What you will do
Copy out every line of the data that has the word "profanity" somewhere in it.

Component data from apps and pages
────

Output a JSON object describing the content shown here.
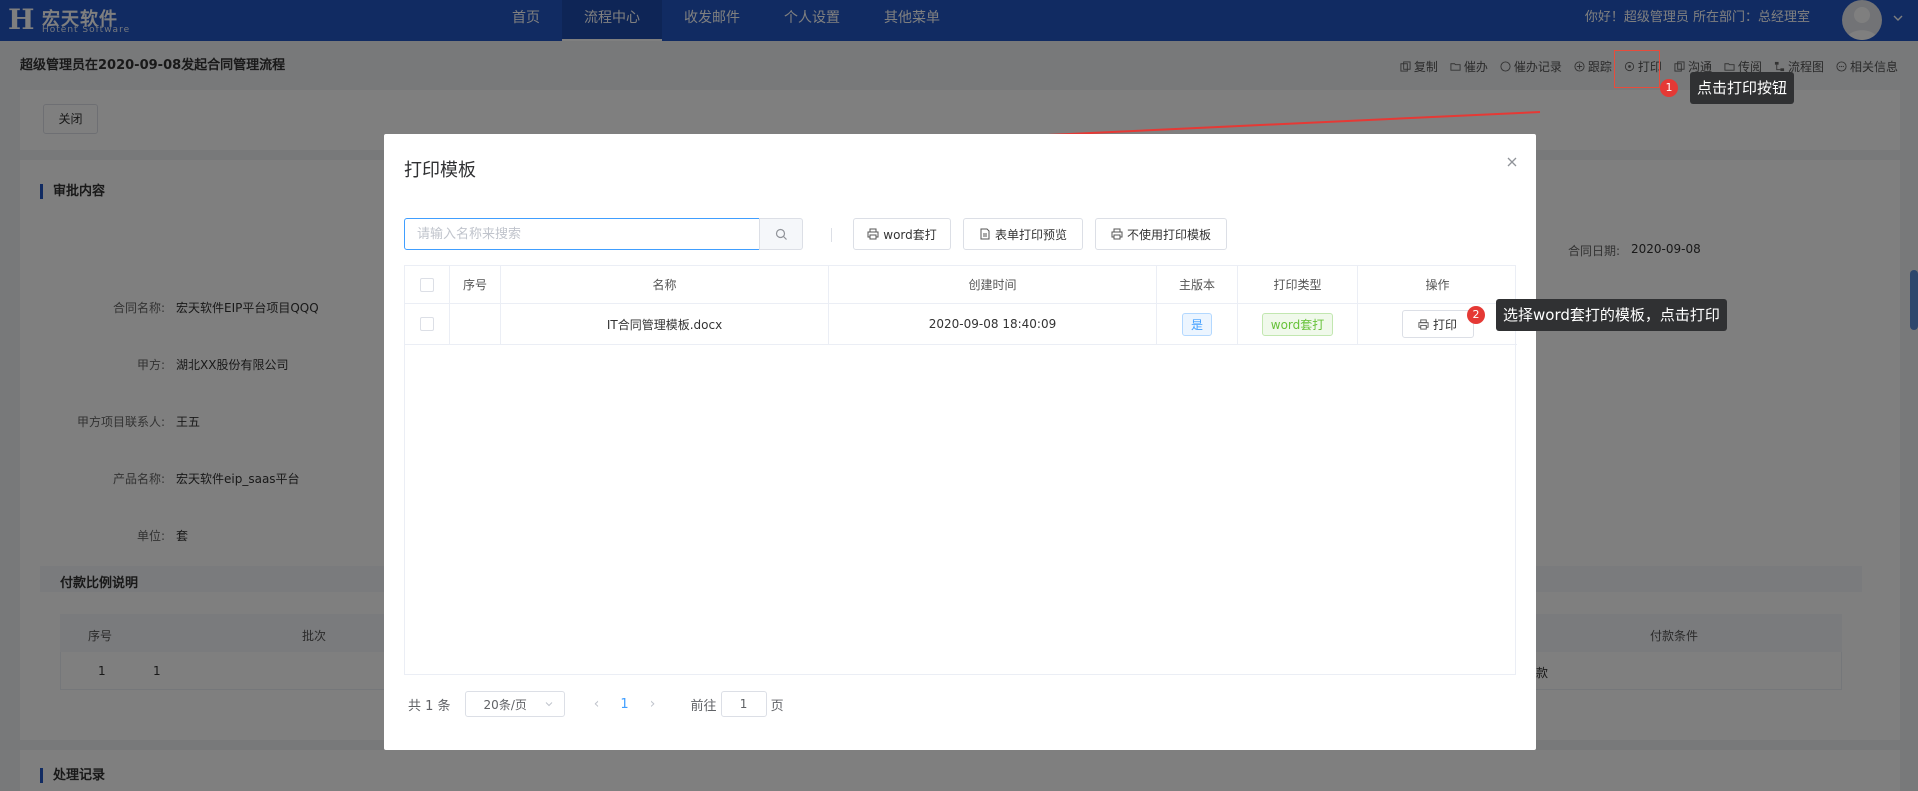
{
  "app": {
    "logo_name": "宏天软件",
    "logo_sub": "Hotent Software",
    "nav": [
      "首页",
      "流程中心",
      "收发邮件",
      "个人设置",
      "其他菜单"
    ],
    "active_nav": "流程中心",
    "greeting": "你好！超级管理员 所在部门：总经理室",
    "brand_color": "#2257c5"
  },
  "page": {
    "title": "超级管理员在2020-09-08发起合同管理流程",
    "close_label": "关闭",
    "toolbar": [
      "复制",
      "催办",
      "催办记录",
      "跟踪",
      "打印",
      "沟通",
      "传阅",
      "流程图",
      "相关信息"
    ],
    "section_approval": "审批内容",
    "contract_date_label": "合同日期:",
    "contract_date_value": "2020-09-08",
    "fields": [
      {
        "label": "合同名称:",
        "value": "宏天软件EIP平台项目QQQ"
      },
      {
        "label": "甲方:",
        "value": "湖北XX股份有限公司"
      },
      {
        "label": "甲方项目联系人:",
        "value": "王五"
      },
      {
        "label": "产品名称:",
        "value": "宏天软件eip_saas平台"
      },
      {
        "label": "单位:",
        "value": "套"
      }
    ],
    "section_payment": "付款比例说明",
    "payment_headers": [
      "序号",
      "批次",
      "付款条件"
    ],
    "payment_row": {
      "seq": "1",
      "batch": "1",
      "cond": "款"
    },
    "section_records": "处理记录"
  },
  "dialog": {
    "title": "打印模板",
    "search_placeholder": "请输入名称来搜索",
    "buttons": [
      "word套打",
      "表单打印预览",
      "不使用打印模板"
    ],
    "columns": [
      "序号",
      "名称",
      "创建时间",
      "主版本",
      "打印类型",
      "操作"
    ],
    "rows": [
      {
        "seq": "",
        "name": "IT合同管理模板.docx",
        "created": "2020-09-08 18:40:09",
        "main": "是",
        "type": "word套打",
        "action": "打印"
      }
    ],
    "pager": {
      "total": "共 1 条",
      "page_size": "20条/页",
      "current": "1",
      "goto_before": "前往",
      "goto_value": "1",
      "goto_after": "页"
    }
  },
  "annotations": [
    {
      "num": "1",
      "text": "点击打印按钮"
    },
    {
      "num": "2",
      "text": "选择word套打的模板，点击打印"
    }
  ]
}
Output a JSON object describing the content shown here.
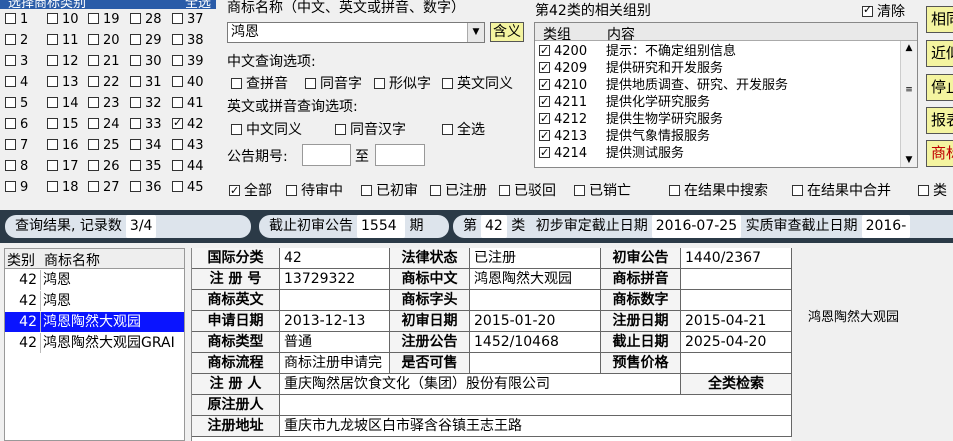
{
  "class_panel": {
    "title": "选择商标类别",
    "select_all": "全选",
    "rows": [
      [
        "1",
        "10",
        "19",
        "28",
        "37"
      ],
      [
        "2",
        "11",
        "20",
        "29",
        "38"
      ],
      [
        "3",
        "12",
        "21",
        "30",
        "39"
      ],
      [
        "4",
        "13",
        "22",
        "31",
        "40"
      ],
      [
        "5",
        "14",
        "23",
        "32",
        "41"
      ],
      [
        "6",
        "15",
        "24",
        "33",
        "42"
      ],
      [
        "7",
        "16",
        "25",
        "34",
        "43"
      ],
      [
        "8",
        "17",
        "26",
        "35",
        "44"
      ],
      [
        "9",
        "18",
        "27",
        "36",
        "45"
      ]
    ],
    "checked": [
      "42"
    ]
  },
  "search": {
    "name_label": "商标名称（中文、英文或拼音、数字）",
    "name_value": "鸿恩",
    "contain_button": "含义",
    "cn_options_label": "中文查询选项:",
    "cn_options": [
      "查拼音",
      "同音字",
      "形似字",
      "英文同义"
    ],
    "en_options_label": "英文或拼音查询选项:",
    "en_options": [
      "中文同义",
      "同音汉字",
      "全选"
    ],
    "period_label": "公告期号:",
    "period_to": "至"
  },
  "groups": {
    "title": "第42类的相关组别",
    "clear_label": "清除",
    "col_group": "类组",
    "col_content": "内容",
    "items": [
      {
        "code": "4200",
        "text": "提示：不确定组别信息"
      },
      {
        "code": "4209",
        "text": "提供研究和开发服务"
      },
      {
        "code": "4210",
        "text": "提供地质调查、研究、开发服务"
      },
      {
        "code": "4211",
        "text": "提供化学研究服务"
      },
      {
        "code": "4212",
        "text": "提供生物学研究服务"
      },
      {
        "code": "4213",
        "text": "提供气象情报服务"
      },
      {
        "code": "4214",
        "text": "提供测试服务"
      }
    ]
  },
  "right_buttons": [
    "相同",
    "近似",
    "停止",
    "报表",
    "商标"
  ],
  "filters": {
    "status": [
      "全部",
      "待审中",
      "已初审",
      "已注册",
      "已驳回",
      "已销亡"
    ],
    "search_in_results": "在结果中搜索",
    "merge_in_results": "在结果中合并",
    "extra": "类"
  },
  "info_bar": {
    "result_label": "查询结果, 记录数",
    "result_count": "3/4",
    "deadline_label": "截止初审公告",
    "deadline_value": "1554",
    "period_suffix": "期",
    "class_prefix": "第",
    "class_value": "42",
    "class_suffix": "类",
    "first_exam_label": "初步审定截止日期",
    "first_exam_date": "2016-07-25",
    "substantive_label": "实质审查截止日期",
    "substantive_date": "2016-"
  },
  "result_list": {
    "col_class": "类别",
    "col_name": "商标名称",
    "rows": [
      {
        "cls": "42",
        "name": "鸿恩"
      },
      {
        "cls": "42",
        "name": "鸿恩"
      },
      {
        "cls": "42",
        "name": "鸿恩陶然大观园"
      },
      {
        "cls": "42",
        "name": "鸿恩陶然大观园GRAI"
      }
    ],
    "selected_index": 2
  },
  "detail": {
    "intl_class_k": "国际分类",
    "intl_class_v": "42",
    "legal_status_k": "法律状态",
    "legal_status_v": "已注册",
    "first_pub_k": "初审公告",
    "first_pub_v": "1440/2367",
    "reg_no_k": "注 册 号",
    "reg_no_v": "13729322",
    "cn_name_k": "商标中文",
    "cn_name_v": "鸿恩陶然大观园",
    "pinyin_k": "商标拼音",
    "pinyin_v": "",
    "en_name_k": "商标英文",
    "en_name_v": "",
    "initial_k": "商标字头",
    "initial_v": "",
    "digits_k": "商标数字",
    "digits_v": "",
    "apply_date_k": "申请日期",
    "apply_date_v": "2013-12-13",
    "first_date_k": "初审日期",
    "first_date_v": "2015-01-20",
    "reg_date_k": "注册日期",
    "reg_date_v": "2015-04-21",
    "type_k": "商标类型",
    "type_v": "普通",
    "reg_pub_k": "注册公告",
    "reg_pub_v": "1452/10468",
    "expiry_k": "截止日期",
    "expiry_v": "2025-04-20",
    "flow_k": "商标流程",
    "flow_v": "商标注册申请完",
    "for_sale_k": "是否可售",
    "for_sale_v": "",
    "price_k": "预售价格",
    "price_v": "",
    "registrant_k": "注 册 人",
    "registrant_v": "重庆陶然居饮食文化（集团）股份有限公司",
    "full_search": "全类检索",
    "orig_registrant_k": "原注册人",
    "orig_registrant_v": "",
    "address_k": "注册地址",
    "address_v": "重庆市九龙坡区白市驿含谷镇王志王路"
  },
  "preview_text": "鸿恩陶然大观园"
}
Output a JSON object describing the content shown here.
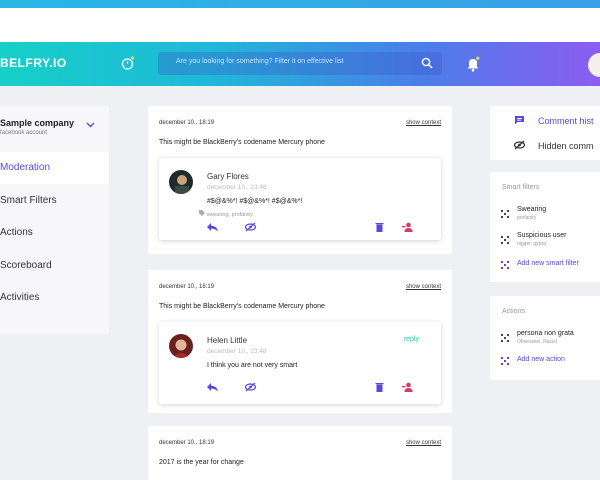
{
  "header": {
    "logo": "BELFRY.IO",
    "search_placeholder": "Are you looking for something? Filter it on effective list",
    "icons": {
      "timer": "stopwatch-icon",
      "search": "search-icon",
      "bell": "bell-icon"
    }
  },
  "sidebar": {
    "company_name": "Sample company",
    "company_sub": "facebook account",
    "items": [
      {
        "label": "Moderation",
        "active": true
      },
      {
        "label": "Smart Filters",
        "active": false
      },
      {
        "label": "Actions",
        "active": false
      },
      {
        "label": "Scoreboard",
        "active": false
      },
      {
        "label": "Activities",
        "active": false
      }
    ]
  },
  "posts": [
    {
      "date": "december 10., 18:19",
      "link": "show context",
      "text": "This might be BlackBerry's codename Mercury phone",
      "comment": {
        "name": "Gary Flores",
        "date": "december 10., 23:48",
        "text": "#$@&%*! #$@&%*! #$@&%*!",
        "tags": "swearing, profanity",
        "reply": ""
      }
    },
    {
      "date": "december 10., 18:19",
      "link": "show context",
      "text": "This might be BlackBerry's codename Mercury phone",
      "comment": {
        "name": "Helen Little",
        "date": "december 10., 23:48",
        "text": "I think you are not very smart",
        "tags": "",
        "reply": "reply"
      }
    },
    {
      "date": "december 10., 18:19",
      "link": "show context",
      "text": "2017 is the year for change"
    }
  ],
  "right": {
    "comment_history": "Comment hist",
    "hidden_comments": "Hidden comm",
    "smart_filters": {
      "title": "Smart filters",
      "items": [
        {
          "name": "Swearing",
          "sub": "profanity"
        },
        {
          "name": "Suspicious user",
          "sub": "nigger, gypsy"
        }
      ],
      "add": "Add new smart filter"
    },
    "actions": {
      "title": "Actions",
      "items": [
        {
          "name": "persona non grata",
          "sub": "Obsessive, Racist"
        }
      ],
      "add": "Add new action"
    }
  },
  "colors": {
    "accent": "#5b48d9",
    "teal": "#2ec9b0",
    "header_start": "#16d0c8",
    "header_end": "#8d5cf0"
  }
}
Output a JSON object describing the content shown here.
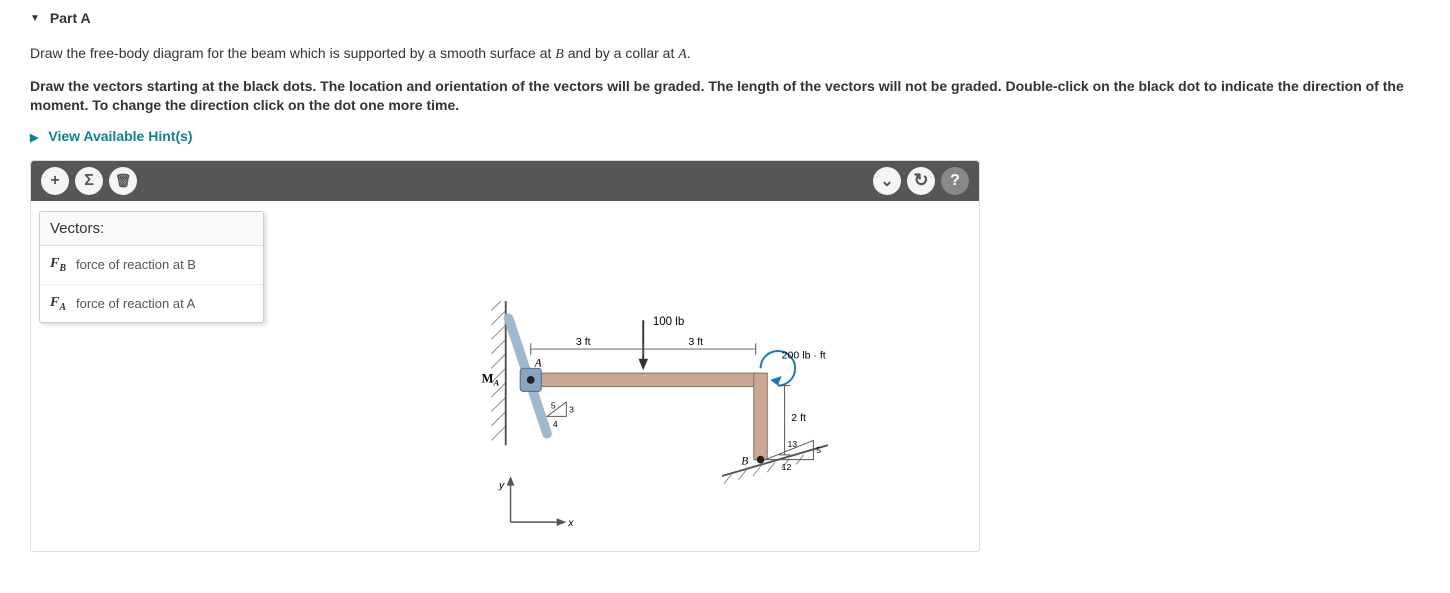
{
  "part": {
    "title": "Part A"
  },
  "intro": "Draw the free-body diagram for the beam which is supported by a smooth surface at B and by a collar at A.",
  "instructions": "Draw the vectors starting at the black dots. The location and orientation of the vectors will be graded. The length of the vectors will not be graded. Double-click on the black dot to indicate the direction of the moment. To change the direction click on the dot one more time.",
  "hints_label": "View Available Hint(s)",
  "toolbar": {
    "add": "+",
    "sigma": "Σ",
    "trash": "🗑",
    "expand": "⌄",
    "redo": "↻",
    "help": "?"
  },
  "panel": {
    "header": "Vectors:",
    "items": [
      {
        "symbol": "F",
        "subscript": "B",
        "desc": "force of reaction at B"
      },
      {
        "symbol": "F",
        "subscript": "A",
        "desc": "force of reaction at A"
      }
    ]
  },
  "diagram": {
    "load_label": "100 lb",
    "dim_left": "3 ft",
    "dim_right": "3 ft",
    "moment_label": "200 lb · ft",
    "vert_dim": "2 ft",
    "slope_run": "12",
    "slope_rise": "5",
    "slope_hyp": "13",
    "collar_run": "4",
    "collar_rise": "3",
    "collar_hyp": "5",
    "point_A": "A",
    "point_B": "B",
    "moment_A": "M",
    "moment_A_sub": "A",
    "axis_x": "x",
    "axis_y": "y"
  }
}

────

Output below
        "tags": "swearing, profanity",
          "sub": "profanity"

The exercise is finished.